Water Resources: EPW’s Transportation and Infrastructure Subcommittee will hold a May 9 hearing on water resources, focusing on the role of the public and private sectors.

Pesticides: The Agriculture, Nutrition and Forestry Committee will hold a May 11 hearing on the reauthorization of the Pesticide Registration Improvement Act. The law allows the EPA to levy fees from industry to review and register pesticides’ safety and environmental impact.

Also coming up this week:

Climate: Trump administration officials are expected to hold another high-level meeting on May 9 to discuss whether the U.S. should exit the Paris Agreement.
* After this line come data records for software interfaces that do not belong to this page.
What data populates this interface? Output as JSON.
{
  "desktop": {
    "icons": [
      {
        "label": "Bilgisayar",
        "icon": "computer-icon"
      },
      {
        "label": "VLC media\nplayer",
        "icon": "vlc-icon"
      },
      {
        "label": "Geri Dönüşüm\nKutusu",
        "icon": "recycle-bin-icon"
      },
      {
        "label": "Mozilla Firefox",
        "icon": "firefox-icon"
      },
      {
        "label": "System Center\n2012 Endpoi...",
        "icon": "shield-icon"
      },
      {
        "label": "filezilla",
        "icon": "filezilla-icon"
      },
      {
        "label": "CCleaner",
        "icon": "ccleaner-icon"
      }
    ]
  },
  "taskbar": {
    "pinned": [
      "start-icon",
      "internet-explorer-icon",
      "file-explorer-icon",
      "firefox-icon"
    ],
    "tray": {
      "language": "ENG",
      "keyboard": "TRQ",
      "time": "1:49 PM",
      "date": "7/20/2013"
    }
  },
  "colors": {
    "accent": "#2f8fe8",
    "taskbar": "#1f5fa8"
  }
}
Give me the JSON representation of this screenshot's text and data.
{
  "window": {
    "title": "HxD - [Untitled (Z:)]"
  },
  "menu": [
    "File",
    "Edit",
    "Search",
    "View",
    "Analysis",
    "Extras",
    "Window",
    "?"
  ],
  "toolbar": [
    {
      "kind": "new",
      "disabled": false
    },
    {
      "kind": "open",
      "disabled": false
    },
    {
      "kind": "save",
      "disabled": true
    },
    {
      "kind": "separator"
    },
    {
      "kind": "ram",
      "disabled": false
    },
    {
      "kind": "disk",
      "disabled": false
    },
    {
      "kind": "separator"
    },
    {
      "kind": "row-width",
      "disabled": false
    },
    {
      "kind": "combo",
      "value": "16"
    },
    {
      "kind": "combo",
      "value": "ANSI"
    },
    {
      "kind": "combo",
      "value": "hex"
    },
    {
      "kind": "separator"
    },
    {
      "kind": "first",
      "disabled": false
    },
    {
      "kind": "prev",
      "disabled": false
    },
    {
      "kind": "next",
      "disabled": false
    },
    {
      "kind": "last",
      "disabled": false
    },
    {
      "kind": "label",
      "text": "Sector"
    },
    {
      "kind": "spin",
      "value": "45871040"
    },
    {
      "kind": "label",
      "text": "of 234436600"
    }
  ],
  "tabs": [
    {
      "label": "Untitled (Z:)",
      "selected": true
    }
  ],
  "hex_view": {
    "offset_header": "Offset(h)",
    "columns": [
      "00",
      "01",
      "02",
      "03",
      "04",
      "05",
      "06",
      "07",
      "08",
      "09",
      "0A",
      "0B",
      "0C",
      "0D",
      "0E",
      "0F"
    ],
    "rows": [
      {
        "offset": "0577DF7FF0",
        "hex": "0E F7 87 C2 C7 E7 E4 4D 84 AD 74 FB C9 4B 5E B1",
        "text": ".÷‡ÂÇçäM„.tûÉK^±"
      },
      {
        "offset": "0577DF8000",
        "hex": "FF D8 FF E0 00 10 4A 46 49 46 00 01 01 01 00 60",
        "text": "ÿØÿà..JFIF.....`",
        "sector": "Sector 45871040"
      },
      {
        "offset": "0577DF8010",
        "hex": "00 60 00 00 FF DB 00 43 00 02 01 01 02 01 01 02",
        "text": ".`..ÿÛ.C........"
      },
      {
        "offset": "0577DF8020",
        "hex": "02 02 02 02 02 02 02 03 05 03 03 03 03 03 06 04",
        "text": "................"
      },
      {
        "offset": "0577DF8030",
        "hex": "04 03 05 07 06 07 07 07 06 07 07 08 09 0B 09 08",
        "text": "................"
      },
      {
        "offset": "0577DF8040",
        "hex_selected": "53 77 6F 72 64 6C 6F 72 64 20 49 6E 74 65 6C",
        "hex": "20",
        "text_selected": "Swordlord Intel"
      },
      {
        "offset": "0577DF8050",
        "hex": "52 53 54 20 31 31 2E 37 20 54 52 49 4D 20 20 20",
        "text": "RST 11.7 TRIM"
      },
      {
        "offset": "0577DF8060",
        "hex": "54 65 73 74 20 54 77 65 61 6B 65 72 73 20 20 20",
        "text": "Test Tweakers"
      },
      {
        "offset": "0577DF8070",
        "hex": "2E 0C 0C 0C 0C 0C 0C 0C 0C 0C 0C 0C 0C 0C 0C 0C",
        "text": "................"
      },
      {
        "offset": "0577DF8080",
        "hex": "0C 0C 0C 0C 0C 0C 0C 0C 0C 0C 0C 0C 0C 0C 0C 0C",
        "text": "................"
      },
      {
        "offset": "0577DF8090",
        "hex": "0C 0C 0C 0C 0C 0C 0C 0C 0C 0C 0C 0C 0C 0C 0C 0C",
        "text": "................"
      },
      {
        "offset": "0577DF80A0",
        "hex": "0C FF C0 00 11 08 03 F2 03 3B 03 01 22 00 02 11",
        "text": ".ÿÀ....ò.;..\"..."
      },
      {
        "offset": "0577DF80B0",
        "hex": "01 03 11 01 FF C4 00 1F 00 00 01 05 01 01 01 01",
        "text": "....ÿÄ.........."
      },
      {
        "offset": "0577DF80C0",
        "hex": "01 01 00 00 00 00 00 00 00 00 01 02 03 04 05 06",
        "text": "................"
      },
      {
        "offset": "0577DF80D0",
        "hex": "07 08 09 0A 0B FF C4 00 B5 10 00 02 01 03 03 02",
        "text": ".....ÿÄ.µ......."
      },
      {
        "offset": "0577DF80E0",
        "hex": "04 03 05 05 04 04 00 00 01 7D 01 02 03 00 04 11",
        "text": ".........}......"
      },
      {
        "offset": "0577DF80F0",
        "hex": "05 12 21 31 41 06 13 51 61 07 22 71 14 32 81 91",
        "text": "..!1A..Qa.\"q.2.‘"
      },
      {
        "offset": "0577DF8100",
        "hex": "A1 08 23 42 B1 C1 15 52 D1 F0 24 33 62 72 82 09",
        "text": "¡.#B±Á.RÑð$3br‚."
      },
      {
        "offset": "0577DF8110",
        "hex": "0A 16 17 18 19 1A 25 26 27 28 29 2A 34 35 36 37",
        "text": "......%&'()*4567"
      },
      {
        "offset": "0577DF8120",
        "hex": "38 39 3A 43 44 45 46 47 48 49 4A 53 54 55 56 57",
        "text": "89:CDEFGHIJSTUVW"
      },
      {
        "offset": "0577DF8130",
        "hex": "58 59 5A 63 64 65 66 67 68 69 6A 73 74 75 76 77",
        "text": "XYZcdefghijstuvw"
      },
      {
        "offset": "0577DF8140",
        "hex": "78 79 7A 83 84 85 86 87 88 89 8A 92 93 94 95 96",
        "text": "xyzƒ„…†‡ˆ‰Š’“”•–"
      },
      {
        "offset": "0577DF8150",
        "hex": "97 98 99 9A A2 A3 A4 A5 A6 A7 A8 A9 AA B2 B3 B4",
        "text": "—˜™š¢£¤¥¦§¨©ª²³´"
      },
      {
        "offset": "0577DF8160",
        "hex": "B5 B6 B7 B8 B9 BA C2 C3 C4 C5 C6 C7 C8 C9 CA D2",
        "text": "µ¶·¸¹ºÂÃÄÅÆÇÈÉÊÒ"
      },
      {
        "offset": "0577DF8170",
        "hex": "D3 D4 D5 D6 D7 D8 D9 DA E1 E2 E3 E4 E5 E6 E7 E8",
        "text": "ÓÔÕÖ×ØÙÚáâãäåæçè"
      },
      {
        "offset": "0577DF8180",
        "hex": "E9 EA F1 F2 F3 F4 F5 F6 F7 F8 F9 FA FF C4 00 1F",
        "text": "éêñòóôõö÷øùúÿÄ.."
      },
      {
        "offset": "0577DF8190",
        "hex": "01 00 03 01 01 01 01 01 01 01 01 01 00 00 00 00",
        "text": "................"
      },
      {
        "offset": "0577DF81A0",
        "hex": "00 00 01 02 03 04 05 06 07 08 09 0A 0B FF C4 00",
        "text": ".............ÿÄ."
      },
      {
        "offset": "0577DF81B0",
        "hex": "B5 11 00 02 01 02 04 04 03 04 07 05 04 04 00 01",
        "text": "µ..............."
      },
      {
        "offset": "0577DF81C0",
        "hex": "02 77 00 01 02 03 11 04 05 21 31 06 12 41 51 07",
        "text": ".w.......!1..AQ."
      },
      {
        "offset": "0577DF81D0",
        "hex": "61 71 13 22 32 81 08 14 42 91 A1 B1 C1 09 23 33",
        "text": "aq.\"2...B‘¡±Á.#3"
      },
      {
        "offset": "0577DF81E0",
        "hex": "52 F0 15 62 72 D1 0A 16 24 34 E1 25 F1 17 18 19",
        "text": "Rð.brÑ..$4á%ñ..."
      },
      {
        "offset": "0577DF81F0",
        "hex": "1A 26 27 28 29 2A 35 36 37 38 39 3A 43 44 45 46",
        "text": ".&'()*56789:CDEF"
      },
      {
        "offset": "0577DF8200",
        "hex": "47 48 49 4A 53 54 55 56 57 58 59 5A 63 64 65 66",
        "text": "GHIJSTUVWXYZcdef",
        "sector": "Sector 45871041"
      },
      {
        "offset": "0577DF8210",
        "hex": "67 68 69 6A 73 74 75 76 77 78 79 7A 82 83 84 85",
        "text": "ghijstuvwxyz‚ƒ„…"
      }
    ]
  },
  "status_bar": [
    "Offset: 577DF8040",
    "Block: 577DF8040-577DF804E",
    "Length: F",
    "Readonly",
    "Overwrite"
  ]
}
Meanwhile, international climate negotiators will be gathering in Bonn, Germany, starting May 8 to address how the Paris Agreement can be translated into action. Dean Scott and other Bloomberg BNA staff will assess the implications.

Jobs Analysis: The Environmental Protection Agency will be facing off May 9 against a coal company in oral arguments at a federal appeals court in Richmond, Va. The company, Murray Energy, believes the agency is required to do an analysis of how its air regulations affect jobs, but the EPA disagrees. David Schultz will monitor.

Water Rule: Panelists at the D.C. Bar Conference Center on May 11 will discuss potential approaches to revising the “waters of the United States” (WOTUS) rule. Amena H. Saiyid will be there.

And Bloomberg BNA’s energy and environment staff will have in-depth articles on several issues, including Rachel Leven on whether the handful of scientists serving in Congress need more company and Rebecca Kern on how the wind and solar industries are changing their messaging under the new administration.